-------- Input data --------
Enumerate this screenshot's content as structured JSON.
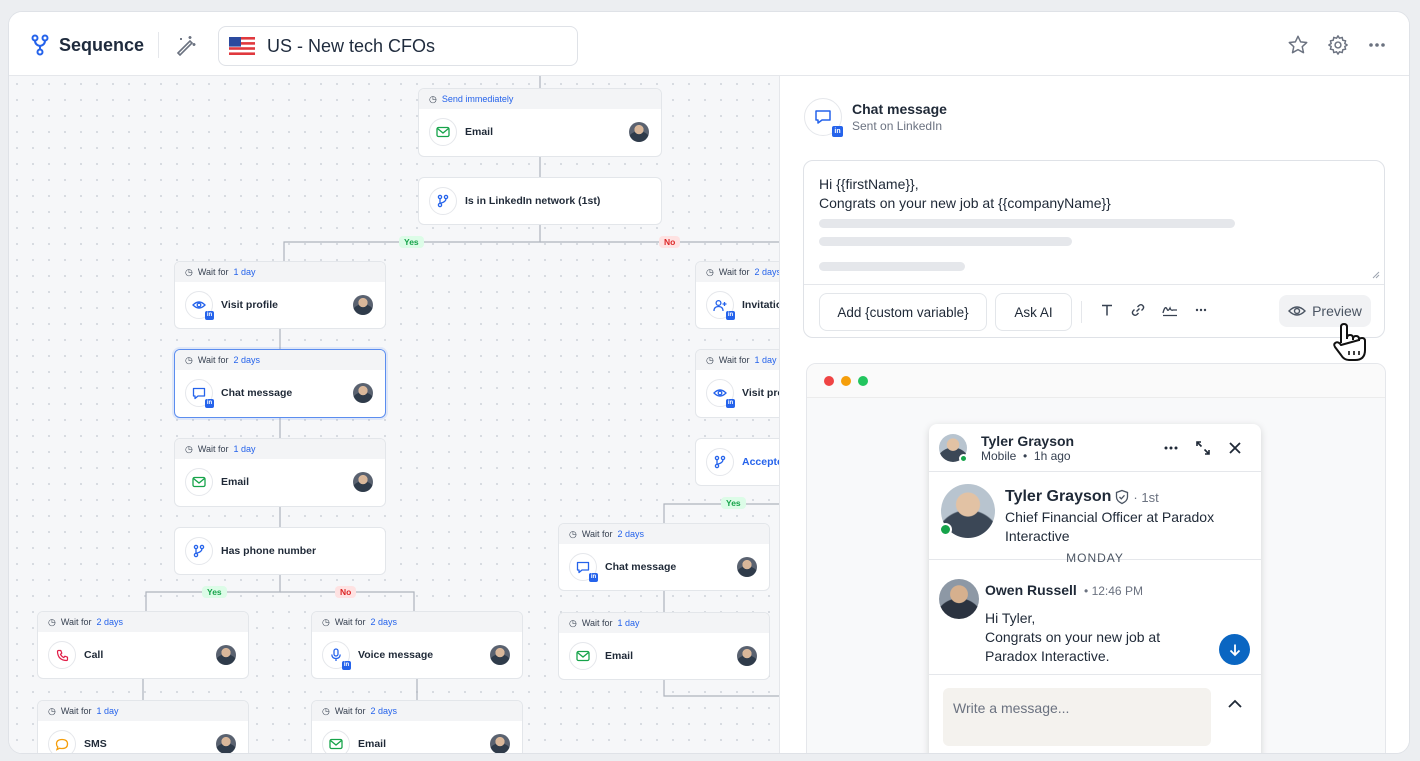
{
  "header": {
    "app_label": "Sequence",
    "sequence_title": "US - New tech CFOs",
    "icons": [
      "sequence-icon",
      "magic-wand-icon",
      "us-flag-icon",
      "star-icon",
      "gear-icon",
      "more-icon"
    ]
  },
  "canvas": {
    "nodes": {
      "top_email": {
        "wait": "Send immediately",
        "label": "Email"
      },
      "linkedin_cond": {
        "label": "Is in LinkedIn network (1st)"
      },
      "visit_profile": {
        "wait_prefix": "Wait for",
        "wait_value": "1 day",
        "label": "Visit profile"
      },
      "chat_message": {
        "wait_prefix": "Wait for",
        "wait_value": "2 days",
        "label": "Chat message"
      },
      "email_2": {
        "wait_prefix": "Wait for",
        "wait_value": "1 day",
        "label": "Email"
      },
      "phone_cond": {
        "label": "Has phone number"
      },
      "call": {
        "wait_prefix": "Wait for",
        "wait_value": "2 days",
        "label": "Call"
      },
      "sms": {
        "wait_prefix": "Wait for",
        "wait_value": "1 day",
        "label": "SMS"
      },
      "voice": {
        "wait_prefix": "Wait for",
        "wait_value": "2 days",
        "label": "Voice message"
      },
      "email_3": {
        "wait_prefix": "Wait for",
        "wait_value": "2 days",
        "label": "Email"
      },
      "invitation": {
        "wait_prefix": "Wait for",
        "wait_value": "2 days",
        "label": "Invitatio"
      },
      "visit_pro": {
        "wait_prefix": "Wait for",
        "wait_value": "1 day",
        "label": "Visit pro"
      },
      "accepted": {
        "label": "Accepte"
      },
      "chat_message_2": {
        "wait_prefix": "Wait for",
        "wait_value": "2 days",
        "label": "Chat message"
      },
      "email_4": {
        "wait_prefix": "Wait for",
        "wait_value": "1 day",
        "label": "Email"
      }
    },
    "branch_yes": "Yes",
    "branch_no": "No"
  },
  "panel": {
    "title": "Chat message",
    "subtitle": "Sent on LinkedIn",
    "message_line1": "Hi {{firstName}},",
    "message_line2": "Congrats on your new job at {{companyName}}",
    "btn_custom_var": "Add {custom variable}",
    "btn_ask_ai": "Ask AI",
    "btn_preview": "Preview"
  },
  "preview": {
    "header_name": "Tyler Grayson",
    "header_device": "Mobile",
    "header_time": "1h ago",
    "profile_name": "Tyler Grayson",
    "profile_degree": "1st",
    "profile_title": "Chief Financial Officer at Paradox Interactive",
    "day_label": "MONDAY",
    "sender_name": "Owen Russell",
    "sender_time": "12:46 PM",
    "msg_line1": "Hi Tyler,",
    "msg_line2": "Congrats on your new job at",
    "msg_line3": "Paradox Interactive.",
    "input_placeholder": "Write a message..."
  },
  "colors": {
    "accent_blue": "#2563eb",
    "yes_green": "#16a34a",
    "no_red": "#dc2626",
    "dot_red": "#ef4444",
    "dot_yellow": "#f59e0b",
    "dot_green": "#22c55e"
  }
}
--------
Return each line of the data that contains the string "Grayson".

■ Solution ■
    "header_name": "Tyler Grayson",
    "profile_name": "Tyler Grayson",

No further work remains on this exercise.